## Requirement
Please count the lines in the material below that include "expanded". Reply with the number alone.

——————————

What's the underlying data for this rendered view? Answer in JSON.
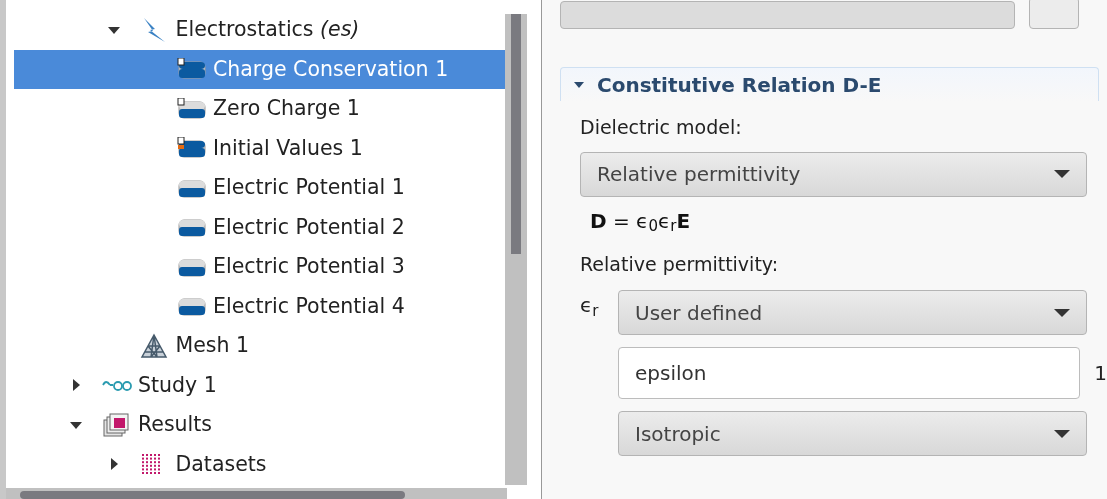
{
  "tree": [
    {
      "kind": "hidden-parent",
      "children": [
        {
          "kind": "physics",
          "label": "Electrostatics *(es)*",
          "expanded": true,
          "selected": false,
          "children": [
            {
              "kind": "conservation",
              "label": "Charge Conservation 1",
              "selected": true
            },
            {
              "kind": "zero-charge",
              "label": "Zero Charge 1",
              "selected": false
            },
            {
              "kind": "initial",
              "label": "Initial Values 1",
              "selected": false
            },
            {
              "kind": "boundary",
              "label": "Electric Potential 1",
              "selected": false
            },
            {
              "kind": "boundary",
              "label": "Electric Potential 2",
              "selected": false
            },
            {
              "kind": "boundary",
              "label": "Electric Potential 3",
              "selected": false
            },
            {
              "kind": "boundary",
              "label": "Electric Potential 4",
              "selected": false
            }
          ]
        },
        {
          "kind": "mesh",
          "label": "Mesh 1",
          "selected": false
        }
      ]
    },
    {
      "kind": "study",
      "label": "Study 1",
      "expanded": false,
      "selected": false
    },
    {
      "kind": "results",
      "label": "Results",
      "expanded": true,
      "selected": false,
      "children": [
        {
          "kind": "datasets",
          "label": "Datasets",
          "expanded": false,
          "selected": false
        }
      ]
    }
  ],
  "settings": {
    "section": {
      "title": "Constitutive Relation D-E",
      "expanded": true
    },
    "dielectric_model_label": "Dielectric model:",
    "dielectric_model": "Relative permittivity",
    "formula": "**D** = ϵ$_{0}$ϵ$_{r}$**E**",
    "relative_permittivity_label": "Relative permittivity:",
    "symbol": "ϵ$_{r}$",
    "source": "User defined",
    "value": "epsilon",
    "unit": "1",
    "anisotropy": "Isotropic"
  }
}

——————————

## Response box
5